## ASSIGNMENT:
Go through the records and report each line holding the string "drwxrwxrwx".

## SOURCE RECORDS:
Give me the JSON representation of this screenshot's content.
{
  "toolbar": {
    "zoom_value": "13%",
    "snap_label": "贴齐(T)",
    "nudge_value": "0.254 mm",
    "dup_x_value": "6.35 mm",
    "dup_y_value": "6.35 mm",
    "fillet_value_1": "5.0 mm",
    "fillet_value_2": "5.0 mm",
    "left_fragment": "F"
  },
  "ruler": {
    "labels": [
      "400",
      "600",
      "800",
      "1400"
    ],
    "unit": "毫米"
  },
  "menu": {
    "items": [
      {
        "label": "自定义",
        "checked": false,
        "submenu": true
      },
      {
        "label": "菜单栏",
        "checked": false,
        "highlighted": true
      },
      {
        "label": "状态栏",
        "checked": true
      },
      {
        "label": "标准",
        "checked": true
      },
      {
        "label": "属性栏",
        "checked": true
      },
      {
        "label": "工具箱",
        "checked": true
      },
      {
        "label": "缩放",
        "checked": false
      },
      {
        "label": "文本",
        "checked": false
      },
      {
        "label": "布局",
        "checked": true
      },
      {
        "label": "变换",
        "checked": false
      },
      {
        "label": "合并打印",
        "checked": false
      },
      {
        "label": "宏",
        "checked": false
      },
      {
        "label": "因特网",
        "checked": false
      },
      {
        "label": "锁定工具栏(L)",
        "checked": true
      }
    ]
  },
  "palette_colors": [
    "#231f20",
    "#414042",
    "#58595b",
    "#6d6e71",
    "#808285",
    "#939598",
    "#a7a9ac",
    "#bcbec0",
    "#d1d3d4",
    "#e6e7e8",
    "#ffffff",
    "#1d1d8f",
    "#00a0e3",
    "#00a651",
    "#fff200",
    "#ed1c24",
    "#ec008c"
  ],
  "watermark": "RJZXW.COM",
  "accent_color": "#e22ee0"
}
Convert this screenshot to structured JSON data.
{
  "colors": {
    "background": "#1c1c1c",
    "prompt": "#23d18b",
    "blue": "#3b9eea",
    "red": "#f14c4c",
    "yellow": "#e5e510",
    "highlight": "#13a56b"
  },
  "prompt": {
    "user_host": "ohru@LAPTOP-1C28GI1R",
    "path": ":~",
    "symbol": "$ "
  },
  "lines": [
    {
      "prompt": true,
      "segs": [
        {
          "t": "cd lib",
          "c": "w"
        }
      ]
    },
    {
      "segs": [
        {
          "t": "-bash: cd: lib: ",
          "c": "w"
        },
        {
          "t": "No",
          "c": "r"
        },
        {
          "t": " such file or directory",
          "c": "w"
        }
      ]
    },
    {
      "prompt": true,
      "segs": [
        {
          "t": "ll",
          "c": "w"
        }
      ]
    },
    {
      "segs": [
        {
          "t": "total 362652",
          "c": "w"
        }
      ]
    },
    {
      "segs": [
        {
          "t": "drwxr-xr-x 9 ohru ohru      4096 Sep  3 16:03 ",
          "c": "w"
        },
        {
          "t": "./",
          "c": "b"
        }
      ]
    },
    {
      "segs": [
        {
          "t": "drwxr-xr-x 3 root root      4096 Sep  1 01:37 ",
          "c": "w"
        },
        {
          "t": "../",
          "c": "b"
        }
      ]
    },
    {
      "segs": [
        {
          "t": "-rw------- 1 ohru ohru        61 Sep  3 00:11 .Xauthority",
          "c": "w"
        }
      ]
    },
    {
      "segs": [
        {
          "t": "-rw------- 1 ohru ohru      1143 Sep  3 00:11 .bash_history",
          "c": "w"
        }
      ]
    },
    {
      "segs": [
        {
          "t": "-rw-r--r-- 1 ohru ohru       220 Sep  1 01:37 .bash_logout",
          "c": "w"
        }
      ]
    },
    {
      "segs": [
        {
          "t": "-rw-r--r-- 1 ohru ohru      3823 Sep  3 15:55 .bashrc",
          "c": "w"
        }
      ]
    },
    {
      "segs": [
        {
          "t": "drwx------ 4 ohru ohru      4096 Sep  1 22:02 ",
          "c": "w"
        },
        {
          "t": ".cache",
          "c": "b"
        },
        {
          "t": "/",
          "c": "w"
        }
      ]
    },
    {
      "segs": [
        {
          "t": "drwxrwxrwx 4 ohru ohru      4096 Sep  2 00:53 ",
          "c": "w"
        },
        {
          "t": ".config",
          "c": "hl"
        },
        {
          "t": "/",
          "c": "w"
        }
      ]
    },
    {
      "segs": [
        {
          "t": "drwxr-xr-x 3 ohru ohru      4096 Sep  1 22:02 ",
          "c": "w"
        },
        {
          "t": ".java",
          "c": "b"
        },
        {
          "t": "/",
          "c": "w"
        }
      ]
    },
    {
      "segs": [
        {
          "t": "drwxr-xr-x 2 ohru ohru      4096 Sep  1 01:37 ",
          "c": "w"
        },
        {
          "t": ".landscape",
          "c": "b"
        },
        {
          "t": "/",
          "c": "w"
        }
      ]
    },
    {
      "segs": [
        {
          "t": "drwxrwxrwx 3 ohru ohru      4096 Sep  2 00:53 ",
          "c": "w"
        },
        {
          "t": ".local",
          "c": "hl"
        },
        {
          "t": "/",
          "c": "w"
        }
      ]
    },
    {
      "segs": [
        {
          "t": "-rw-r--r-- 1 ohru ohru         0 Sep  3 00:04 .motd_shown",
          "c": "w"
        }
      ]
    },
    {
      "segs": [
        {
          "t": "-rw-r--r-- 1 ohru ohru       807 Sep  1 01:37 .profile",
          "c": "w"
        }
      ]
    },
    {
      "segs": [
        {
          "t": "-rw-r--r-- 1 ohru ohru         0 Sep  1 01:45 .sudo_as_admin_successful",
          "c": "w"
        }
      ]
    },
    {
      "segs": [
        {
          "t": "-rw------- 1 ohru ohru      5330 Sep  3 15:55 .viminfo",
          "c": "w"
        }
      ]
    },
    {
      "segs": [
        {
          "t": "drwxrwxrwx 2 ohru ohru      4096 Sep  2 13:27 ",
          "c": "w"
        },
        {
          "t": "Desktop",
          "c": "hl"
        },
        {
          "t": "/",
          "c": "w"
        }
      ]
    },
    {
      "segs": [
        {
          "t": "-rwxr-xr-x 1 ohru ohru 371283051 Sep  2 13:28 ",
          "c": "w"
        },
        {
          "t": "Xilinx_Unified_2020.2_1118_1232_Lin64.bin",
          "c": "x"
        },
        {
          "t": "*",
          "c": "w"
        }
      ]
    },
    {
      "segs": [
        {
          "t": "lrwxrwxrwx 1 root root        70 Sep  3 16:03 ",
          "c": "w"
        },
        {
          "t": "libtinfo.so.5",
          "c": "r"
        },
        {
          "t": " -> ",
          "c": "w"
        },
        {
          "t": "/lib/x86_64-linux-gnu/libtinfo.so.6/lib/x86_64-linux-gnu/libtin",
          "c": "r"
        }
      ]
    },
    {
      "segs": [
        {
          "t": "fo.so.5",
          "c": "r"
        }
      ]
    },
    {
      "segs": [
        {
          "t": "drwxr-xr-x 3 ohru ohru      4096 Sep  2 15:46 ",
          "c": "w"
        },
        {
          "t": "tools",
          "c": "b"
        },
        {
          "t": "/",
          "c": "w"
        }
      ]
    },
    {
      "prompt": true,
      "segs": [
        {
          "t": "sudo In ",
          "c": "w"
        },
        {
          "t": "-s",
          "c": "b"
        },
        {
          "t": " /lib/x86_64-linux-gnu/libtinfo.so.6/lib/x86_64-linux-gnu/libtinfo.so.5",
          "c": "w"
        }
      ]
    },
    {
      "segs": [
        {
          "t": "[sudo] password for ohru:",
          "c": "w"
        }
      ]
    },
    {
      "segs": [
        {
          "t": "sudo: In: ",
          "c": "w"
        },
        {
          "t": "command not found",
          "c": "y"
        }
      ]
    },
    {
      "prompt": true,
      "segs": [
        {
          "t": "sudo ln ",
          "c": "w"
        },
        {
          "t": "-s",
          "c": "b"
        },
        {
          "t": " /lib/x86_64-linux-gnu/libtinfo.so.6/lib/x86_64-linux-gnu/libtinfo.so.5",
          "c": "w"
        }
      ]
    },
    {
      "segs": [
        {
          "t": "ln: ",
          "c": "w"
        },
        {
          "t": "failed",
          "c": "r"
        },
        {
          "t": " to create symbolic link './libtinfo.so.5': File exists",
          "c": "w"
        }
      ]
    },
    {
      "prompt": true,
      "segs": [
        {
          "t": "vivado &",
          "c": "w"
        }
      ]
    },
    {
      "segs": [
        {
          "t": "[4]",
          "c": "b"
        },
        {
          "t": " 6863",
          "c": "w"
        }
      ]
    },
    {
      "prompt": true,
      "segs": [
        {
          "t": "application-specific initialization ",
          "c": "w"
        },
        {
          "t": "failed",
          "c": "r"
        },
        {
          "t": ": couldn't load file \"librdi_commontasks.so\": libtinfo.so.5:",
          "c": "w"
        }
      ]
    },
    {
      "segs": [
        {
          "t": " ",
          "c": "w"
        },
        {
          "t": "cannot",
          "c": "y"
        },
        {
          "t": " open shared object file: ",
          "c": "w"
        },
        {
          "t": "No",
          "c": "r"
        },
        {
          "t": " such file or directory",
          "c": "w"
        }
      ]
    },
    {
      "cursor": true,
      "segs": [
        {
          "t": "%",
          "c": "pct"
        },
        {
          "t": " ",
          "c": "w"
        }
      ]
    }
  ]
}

## TASK RESULT:
          "t": "drwxrwxrwx 4 ohru ohru      4096 Sep  2 00:53 ",
          "t": "drwxrwxrwx 3 ohru ohru      4096 Sep  2 00:53 ",
          "t": "drwxrwxrwx 2 ohru ohru      4096 Sep  2 13:27 ",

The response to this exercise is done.